In 2011 Google’s SEO guru, Matt Cutts announced that the company would be supporting a move towards authorship markup. This signalled the genesis of a new trend, in which Google would begin to give more and more weight towards authorship, as well as links, as a key determinant of any given webpage’s credibility. And the key to this relationship was to be Google+. Research by SEO company, Moz in 2011, has shown a very gradual shift in Google’s algorithm towards authorship and other ‘social signals’ in determining rankings on Google’s search engine results pages (SERPs), for any given keyword or keyphrase. ‘[Google have] also introduced an increasing number of signals for evaluating pages beyond the link based signals that made them,’ explained Tom Anthony in a post he wrote for Moz.com back in 2012. ‘If we look at the ranking factors survey results from SEOmoz for 2011 we see that link based factors make up just over 40% of the algorithm. However, in the 2009 survey they were close to 55% of the algorithm.’

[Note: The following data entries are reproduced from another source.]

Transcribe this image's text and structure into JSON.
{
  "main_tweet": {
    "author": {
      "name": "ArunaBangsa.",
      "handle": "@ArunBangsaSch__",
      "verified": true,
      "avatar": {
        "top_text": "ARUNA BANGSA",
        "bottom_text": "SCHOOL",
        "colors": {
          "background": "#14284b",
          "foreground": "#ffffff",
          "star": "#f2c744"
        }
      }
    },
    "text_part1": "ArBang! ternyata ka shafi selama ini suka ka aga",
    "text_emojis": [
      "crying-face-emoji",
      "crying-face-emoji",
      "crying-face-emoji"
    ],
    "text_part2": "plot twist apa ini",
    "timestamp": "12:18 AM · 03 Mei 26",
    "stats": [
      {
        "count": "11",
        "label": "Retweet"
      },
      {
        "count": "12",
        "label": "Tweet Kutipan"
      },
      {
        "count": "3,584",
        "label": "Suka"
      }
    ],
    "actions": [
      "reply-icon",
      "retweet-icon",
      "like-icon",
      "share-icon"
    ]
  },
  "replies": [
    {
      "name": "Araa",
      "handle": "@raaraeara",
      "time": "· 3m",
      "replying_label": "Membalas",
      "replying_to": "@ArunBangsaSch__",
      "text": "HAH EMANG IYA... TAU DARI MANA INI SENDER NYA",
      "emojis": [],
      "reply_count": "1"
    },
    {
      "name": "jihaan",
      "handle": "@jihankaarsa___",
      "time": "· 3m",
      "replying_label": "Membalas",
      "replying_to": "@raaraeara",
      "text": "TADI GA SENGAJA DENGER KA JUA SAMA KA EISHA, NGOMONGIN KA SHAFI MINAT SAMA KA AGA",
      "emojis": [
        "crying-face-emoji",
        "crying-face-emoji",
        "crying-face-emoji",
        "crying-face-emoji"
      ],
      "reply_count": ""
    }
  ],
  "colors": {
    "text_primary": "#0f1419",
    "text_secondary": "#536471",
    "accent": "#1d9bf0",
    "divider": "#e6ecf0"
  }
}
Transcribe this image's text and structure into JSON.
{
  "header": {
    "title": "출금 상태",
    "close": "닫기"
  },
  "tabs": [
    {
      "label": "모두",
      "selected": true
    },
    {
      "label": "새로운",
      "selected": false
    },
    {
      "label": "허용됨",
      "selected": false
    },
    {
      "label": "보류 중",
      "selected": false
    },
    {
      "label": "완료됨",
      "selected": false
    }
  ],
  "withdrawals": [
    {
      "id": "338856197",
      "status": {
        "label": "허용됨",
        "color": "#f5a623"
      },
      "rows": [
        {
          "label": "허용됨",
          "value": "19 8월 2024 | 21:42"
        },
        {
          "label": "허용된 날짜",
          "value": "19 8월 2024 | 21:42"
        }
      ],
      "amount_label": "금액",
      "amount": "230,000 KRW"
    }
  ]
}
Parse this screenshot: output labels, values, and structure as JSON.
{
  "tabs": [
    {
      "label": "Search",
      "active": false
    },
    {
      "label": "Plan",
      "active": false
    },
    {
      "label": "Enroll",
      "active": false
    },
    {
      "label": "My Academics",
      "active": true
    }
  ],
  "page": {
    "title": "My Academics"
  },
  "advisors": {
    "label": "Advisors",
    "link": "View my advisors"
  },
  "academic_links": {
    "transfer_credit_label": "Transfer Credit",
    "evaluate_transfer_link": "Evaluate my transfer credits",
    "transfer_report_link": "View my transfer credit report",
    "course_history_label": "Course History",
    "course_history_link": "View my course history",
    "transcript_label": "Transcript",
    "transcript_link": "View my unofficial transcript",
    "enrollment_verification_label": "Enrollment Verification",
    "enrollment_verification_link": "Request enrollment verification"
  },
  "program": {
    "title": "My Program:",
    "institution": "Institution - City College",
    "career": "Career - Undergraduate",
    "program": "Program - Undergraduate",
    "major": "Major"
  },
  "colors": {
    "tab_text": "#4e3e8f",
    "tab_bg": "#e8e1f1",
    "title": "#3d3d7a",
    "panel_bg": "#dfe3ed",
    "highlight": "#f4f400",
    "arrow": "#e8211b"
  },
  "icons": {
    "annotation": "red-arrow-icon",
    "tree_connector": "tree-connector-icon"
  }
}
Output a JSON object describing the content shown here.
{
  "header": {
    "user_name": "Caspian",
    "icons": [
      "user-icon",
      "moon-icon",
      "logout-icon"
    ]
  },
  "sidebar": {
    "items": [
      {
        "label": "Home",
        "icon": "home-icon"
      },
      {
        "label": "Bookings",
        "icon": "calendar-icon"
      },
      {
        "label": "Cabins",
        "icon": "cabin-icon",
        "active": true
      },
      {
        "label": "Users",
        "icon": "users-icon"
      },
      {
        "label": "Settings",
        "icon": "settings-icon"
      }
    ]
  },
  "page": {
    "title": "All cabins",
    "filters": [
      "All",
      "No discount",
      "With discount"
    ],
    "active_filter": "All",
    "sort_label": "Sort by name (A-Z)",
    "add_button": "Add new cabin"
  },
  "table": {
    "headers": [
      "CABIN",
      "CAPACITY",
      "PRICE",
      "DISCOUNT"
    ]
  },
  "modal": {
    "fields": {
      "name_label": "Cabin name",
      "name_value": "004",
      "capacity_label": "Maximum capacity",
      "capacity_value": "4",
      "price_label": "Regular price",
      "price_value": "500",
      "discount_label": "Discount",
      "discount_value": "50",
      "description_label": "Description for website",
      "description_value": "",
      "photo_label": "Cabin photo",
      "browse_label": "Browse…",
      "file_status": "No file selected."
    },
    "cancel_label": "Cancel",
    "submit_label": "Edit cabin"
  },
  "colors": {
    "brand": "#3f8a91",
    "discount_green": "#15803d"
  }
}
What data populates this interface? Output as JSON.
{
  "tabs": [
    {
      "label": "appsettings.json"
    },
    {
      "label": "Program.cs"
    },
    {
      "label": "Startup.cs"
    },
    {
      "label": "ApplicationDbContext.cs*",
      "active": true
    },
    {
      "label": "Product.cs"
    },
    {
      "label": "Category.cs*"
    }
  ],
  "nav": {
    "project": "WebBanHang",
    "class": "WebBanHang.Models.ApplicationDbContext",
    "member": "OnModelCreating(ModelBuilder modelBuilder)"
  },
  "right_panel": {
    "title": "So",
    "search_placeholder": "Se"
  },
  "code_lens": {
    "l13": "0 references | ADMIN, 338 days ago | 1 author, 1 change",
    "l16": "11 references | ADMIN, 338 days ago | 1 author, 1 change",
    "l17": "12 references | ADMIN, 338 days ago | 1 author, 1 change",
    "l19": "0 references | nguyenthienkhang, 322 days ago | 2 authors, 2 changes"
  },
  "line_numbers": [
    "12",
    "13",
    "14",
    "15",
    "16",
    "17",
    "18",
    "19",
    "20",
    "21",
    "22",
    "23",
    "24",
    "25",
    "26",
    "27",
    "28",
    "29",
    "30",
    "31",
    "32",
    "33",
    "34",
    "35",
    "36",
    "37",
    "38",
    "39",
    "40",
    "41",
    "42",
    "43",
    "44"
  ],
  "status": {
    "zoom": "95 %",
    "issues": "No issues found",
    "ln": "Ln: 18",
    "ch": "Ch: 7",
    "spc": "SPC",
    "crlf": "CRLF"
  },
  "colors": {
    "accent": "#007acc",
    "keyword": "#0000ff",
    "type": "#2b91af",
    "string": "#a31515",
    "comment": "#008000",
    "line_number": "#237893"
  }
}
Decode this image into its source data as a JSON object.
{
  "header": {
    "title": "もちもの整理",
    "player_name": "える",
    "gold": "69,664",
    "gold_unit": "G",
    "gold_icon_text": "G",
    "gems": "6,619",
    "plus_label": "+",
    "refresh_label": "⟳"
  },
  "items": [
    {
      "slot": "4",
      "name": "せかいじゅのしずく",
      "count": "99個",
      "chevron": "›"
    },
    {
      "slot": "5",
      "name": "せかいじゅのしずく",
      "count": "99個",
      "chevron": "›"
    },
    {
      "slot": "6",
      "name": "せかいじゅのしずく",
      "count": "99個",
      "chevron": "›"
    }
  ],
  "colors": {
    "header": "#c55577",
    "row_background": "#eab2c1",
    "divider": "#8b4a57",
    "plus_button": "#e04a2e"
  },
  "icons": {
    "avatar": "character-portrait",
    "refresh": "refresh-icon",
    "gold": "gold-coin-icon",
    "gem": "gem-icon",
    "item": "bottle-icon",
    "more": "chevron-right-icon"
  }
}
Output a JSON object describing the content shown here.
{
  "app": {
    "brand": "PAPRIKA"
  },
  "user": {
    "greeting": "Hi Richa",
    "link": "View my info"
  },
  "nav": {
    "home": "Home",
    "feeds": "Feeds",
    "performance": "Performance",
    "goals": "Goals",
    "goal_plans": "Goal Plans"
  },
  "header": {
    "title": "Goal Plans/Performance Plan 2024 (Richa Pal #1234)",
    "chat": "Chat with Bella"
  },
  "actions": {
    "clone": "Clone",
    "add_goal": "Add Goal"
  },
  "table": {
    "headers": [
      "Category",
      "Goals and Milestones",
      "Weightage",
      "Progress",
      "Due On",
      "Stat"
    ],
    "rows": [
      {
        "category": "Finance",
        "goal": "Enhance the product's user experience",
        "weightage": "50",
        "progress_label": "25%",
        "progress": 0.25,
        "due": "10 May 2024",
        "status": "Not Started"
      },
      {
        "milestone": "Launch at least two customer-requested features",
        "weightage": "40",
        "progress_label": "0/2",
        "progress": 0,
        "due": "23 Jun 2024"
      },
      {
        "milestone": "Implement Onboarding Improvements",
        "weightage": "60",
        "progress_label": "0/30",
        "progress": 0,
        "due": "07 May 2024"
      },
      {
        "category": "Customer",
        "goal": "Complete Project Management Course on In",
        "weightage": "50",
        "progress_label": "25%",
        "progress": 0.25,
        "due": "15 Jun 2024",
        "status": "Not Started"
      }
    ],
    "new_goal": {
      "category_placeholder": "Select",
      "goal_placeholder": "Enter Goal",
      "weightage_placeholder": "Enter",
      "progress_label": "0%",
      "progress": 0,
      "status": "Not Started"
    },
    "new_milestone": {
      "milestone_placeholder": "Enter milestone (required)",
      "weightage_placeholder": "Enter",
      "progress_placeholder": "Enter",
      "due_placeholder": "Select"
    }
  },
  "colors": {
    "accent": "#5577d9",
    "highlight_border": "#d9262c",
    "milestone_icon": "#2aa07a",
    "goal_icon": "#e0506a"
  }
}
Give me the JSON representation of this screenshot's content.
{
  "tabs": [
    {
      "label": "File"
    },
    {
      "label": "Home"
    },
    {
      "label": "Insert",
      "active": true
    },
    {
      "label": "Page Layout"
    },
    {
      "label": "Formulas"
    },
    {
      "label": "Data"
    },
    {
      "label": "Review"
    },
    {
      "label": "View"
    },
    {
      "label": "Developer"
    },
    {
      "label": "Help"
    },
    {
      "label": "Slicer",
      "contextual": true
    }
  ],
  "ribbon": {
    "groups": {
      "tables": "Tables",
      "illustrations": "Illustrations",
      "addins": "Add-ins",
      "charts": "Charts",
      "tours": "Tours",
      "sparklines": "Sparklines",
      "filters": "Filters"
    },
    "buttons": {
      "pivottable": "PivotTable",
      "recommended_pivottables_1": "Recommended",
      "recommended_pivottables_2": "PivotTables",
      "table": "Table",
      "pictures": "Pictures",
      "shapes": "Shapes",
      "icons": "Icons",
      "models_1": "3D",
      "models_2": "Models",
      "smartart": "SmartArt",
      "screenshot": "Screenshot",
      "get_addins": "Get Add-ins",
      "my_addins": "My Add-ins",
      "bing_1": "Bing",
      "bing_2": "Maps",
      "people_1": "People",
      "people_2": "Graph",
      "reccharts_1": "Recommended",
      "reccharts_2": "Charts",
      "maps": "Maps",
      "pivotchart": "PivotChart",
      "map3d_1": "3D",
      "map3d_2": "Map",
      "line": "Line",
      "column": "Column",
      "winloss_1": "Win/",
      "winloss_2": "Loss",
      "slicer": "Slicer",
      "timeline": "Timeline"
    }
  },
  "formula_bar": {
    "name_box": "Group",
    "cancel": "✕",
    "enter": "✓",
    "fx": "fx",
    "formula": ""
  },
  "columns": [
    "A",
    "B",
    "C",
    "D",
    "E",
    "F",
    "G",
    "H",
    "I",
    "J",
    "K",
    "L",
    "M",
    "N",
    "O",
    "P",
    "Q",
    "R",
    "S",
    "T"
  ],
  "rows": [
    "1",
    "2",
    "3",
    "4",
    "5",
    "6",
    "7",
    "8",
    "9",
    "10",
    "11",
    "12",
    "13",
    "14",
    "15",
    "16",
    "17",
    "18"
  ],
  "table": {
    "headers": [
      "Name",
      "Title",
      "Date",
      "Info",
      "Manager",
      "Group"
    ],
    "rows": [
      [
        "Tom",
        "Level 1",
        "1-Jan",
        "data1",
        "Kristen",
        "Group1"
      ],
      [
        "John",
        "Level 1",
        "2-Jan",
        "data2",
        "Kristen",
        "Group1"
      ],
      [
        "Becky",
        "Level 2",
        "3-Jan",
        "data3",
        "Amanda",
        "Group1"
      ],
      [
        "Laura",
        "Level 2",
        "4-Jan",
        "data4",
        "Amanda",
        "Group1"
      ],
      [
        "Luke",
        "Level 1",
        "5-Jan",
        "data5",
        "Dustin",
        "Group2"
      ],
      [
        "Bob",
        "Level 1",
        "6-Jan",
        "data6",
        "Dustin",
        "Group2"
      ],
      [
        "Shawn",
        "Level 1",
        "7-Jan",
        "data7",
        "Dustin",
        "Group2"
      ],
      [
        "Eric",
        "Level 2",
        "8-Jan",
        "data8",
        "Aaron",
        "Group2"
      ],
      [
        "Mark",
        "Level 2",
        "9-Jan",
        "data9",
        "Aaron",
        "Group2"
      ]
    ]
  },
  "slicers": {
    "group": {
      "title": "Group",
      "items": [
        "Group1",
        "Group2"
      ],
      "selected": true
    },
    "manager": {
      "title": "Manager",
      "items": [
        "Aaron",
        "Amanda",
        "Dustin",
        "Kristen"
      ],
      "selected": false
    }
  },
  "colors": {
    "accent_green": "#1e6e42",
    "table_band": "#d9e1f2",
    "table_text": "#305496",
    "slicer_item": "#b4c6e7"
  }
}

When to use the rel=”author” parameter
The rel=”author” parameter tells Google’s spiders and bots to attribute the article or post to a specific Google+ profile. This doesn’t necessarily have to be an author. The rel=”publisher” parameter will tie content to a company or organisation’s Google+ profile. See below for an example of the HTML code required to give you this link: Magnus Linklater on Google+ When applying Google+ authorship markup to an article you’ve had published, it’s important to link back to the content you’ve created. First go onto your Google+ profile page and click on the ‘About’ tab at the top of the screen. From here scroll down to the ‘Links’ section and click ‘Edit’. Now you can just add the links to the sites you have contributed to. Some sites have their own author bio pages, separate from the pages containing articles and posts. To link these back to your Google+ profile involves a slightly different method.
When to use the rel=”author” attribute
On the author bio page of the site in question make sure you enter the following HTML attribute to your Google+ link. On the pages you have written content for you will need to add the rel=”author” attribute and link back to the site’s relevant author bio page. This would look something like this: Notice how the rel=”author” and rel=”me” are no longer HTML parameters but have changed to attributes by falling outside of the href’s quotation marks. Now you will have to link your Google+ profile back to this author bio page’s ‘other profile’ of you. Go into ‘Edit’ underneath ‘Links’ again on the ‘About’ page. Then under ‘Other Profiles’ click ‘Add Custom Link’ and enter the URL of your author bio page on the site in question (i.e. site-in-question.com/authorbiopage/yourname).
The Email Method
The other most common way to assign authorship to content is to use e mail verification. This is very handy if you have an e mail on the same domain that your content is placed. First of all place a byline at the start or end of your content with your name (ie “This article was written by Magnus Linklater”) and then enter your e mail address in the Google+ Authorship Page. You will then need to verify your address by clicking on the link in the confirmation email. Confirming the email address will add your email to the ‘Contributes to’ section of your Google+ profile. And that’s it. You’re all set!
The benefits of having a well maintained and healthy Google+ profile go far beyond good SEO practice though. Rich snippets are a way of making your website stand out from the rest in Google’s SERPs and Google+ is an effective way of taking advantage of these. Rich snippets are a type of on-page markup which allows Google to display certain information next to the results returned in its SERPs. By linking your article to your Google+ profile you could well see a thumbnail photograph of your head appearing in the search results (although Google doesn’t guarantee it will use this for every piece of content you create). Whilst rich snippets don’t affect search engine rankings, they do have the effect of drawing the user towards your article. This can clearly be seen by looking at the example below. Studies have found that this can dramatically increase click through rate (CTR), with some estimates putting the increase in CTR at 150 percent.
Signed up and Future-proofed
Using rel=”author” in authorship markup allows Google to associate all your work to you as an individual from now on. In this way the more authoritative you become on any given subject the more weight Google will associate to your work as it has a unique understanding of who you are, what you’ve written and who has you in their circles. The information contained on your Google+ profile is key to the process of assigning authority to individuals around specific subject areas. Although Google+ profiles can be set up in a similar way for companies and business entities, it’s important to understand that they don’t carry the weight of authorship that an expert in their field will have. The individual is more important to Google than the business entity they are associated to. This is incredibly powerful stuff and as Google+ becomes more proliferate on the net, the more emphasis is likely to be placed on individuals. That’s not to say links are going anywhere anytime soon. Indeed links and authorship will continue to take on a symbiotic relationship, as the power of any given link may well come to hinge more and more on the authorship associated with it.